But they’re not infallible. Probably their biggest issue this term has been a degree of bluntness in the final third. They have only the 10th highest non-penalty xG (20.1) in the division, the sixth-fewest touches in the opposition box (354) and have played the fewest passes into the box (416).
Furthermore, Bologna have only registered more shots than seven other Serie A teams this season. Sure, their 83 shots on target is the seventh most and they boast the second-best shooting accuracy (50.3%, behind Milan on 52.5%), evidence of them actually being quite effective when opportunities arise, but the overarching issue is a lack of creative ingenuity or subtlety that could be their undoing in the long run.

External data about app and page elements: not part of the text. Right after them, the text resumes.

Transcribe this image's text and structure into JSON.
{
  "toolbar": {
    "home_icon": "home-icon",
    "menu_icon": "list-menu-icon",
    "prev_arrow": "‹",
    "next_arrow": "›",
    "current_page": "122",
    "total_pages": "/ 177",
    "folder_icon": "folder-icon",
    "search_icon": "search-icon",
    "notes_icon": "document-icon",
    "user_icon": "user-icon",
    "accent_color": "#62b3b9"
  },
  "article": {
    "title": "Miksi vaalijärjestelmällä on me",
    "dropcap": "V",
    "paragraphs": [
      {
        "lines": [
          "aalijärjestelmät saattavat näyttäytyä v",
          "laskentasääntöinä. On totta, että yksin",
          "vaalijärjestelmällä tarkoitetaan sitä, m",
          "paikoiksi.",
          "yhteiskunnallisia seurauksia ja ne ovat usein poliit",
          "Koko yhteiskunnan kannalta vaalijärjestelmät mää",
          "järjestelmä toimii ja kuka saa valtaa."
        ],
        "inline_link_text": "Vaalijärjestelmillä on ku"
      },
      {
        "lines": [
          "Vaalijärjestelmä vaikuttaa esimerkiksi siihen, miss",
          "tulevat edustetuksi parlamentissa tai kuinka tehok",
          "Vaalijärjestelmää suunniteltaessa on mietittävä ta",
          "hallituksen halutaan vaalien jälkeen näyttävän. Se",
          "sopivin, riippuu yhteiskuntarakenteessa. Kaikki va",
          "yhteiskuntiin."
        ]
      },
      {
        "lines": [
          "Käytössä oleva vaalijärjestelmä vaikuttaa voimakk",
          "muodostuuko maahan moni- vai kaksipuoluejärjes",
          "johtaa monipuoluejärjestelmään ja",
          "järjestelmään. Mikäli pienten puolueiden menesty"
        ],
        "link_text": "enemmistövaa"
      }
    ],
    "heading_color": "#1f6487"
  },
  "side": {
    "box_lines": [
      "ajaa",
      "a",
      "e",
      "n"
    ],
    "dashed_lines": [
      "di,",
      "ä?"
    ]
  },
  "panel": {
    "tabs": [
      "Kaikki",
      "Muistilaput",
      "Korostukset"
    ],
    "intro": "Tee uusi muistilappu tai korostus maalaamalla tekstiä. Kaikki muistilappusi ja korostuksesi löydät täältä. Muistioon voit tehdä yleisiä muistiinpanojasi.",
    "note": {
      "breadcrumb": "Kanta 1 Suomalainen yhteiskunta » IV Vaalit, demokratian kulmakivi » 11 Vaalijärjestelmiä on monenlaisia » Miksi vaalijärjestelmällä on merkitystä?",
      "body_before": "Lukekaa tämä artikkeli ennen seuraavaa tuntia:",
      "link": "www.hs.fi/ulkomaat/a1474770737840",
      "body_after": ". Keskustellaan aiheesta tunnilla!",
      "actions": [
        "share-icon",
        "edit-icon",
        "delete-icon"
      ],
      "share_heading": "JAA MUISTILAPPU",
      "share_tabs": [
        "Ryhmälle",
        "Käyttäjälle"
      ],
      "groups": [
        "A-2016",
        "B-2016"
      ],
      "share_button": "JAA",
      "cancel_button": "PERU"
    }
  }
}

Certainly, there doesn’t look to be much danger of Bologna’s defence being a problem at this point, as they’ve been one of the most solid sides in Italy’s top tier. They’ve conceded the third fewest goals in the division (16), which is their lowest at this stage of the season since 1979-80 (15 goals). Motta’s team are extremely well organised and tough to break down, conceding the third-lowest xG against this campaign (16.9). They deploy a low block, which is unusual in comparison to the modern concepts that they adopt in possession, and are one of just three sides yet to make an error leading to a goal in Serie A alongside Napoli and Fiorentina. They’ve also faced the fourth-fewest shots on target (64) and their eight clean sheets in Serie A is already as many as they managed in the entirety of last season.
But it’s not just the backline that’s responsible for their impressive defensive record. Bologna defend from the front with their pressing, aiming to suffocate opponents into mistakes. This doesn’t necessarily translate into lots of turnovers in the final third, or high turnovers (115, ranked 15th), because they are often quite deep, but on average Bologna allow their opponents just 11.6 passes before engaging with a defensive action (PPDA), Fiorentina (10.7) and Napoli (11.3) being the only two Serie A teams to press with greater intensity. The Rossoblù have attempted more tackles (326) than any other side, though, further evidence of their spirited approach off the ball.
All the various nuances of their tactical style help identify the reasons behind what has been the best season – so far – for Bologna in recent memory. Three league defeats is their fewest at this stage of a campaign since they last went on to win the title in 1963-64 (one defeat in their first 19 games), and their 10-match unbeaten streak earlier this term was their longest in Serie A since a run between December 1979 and March 1980.
Their assault on the top half of the table, coupled with the fact Motta only has less than six months remaining on his current deal, has turned the heads of several big clubs around Europe. However, Motta is adamant his focus is fully on securing European football for Bologna for the first time since reaching the last 32 of the 1999-2000 UEFA Cup; the Opta supercomputer gives them a 41.1% chance of maintaining their form and finishing in the top six.
Nevertheless, it’s only natural that the ever-dwindling term on his contract at the Dall’Ara contributes to uncomfortable uncertainty for Bologna. All they can do is hope to keep reaping the rewards of one of the most promising head coaches in European football for as long as they have him.
Only one thing’s for certain; no one’s mocking Motta now.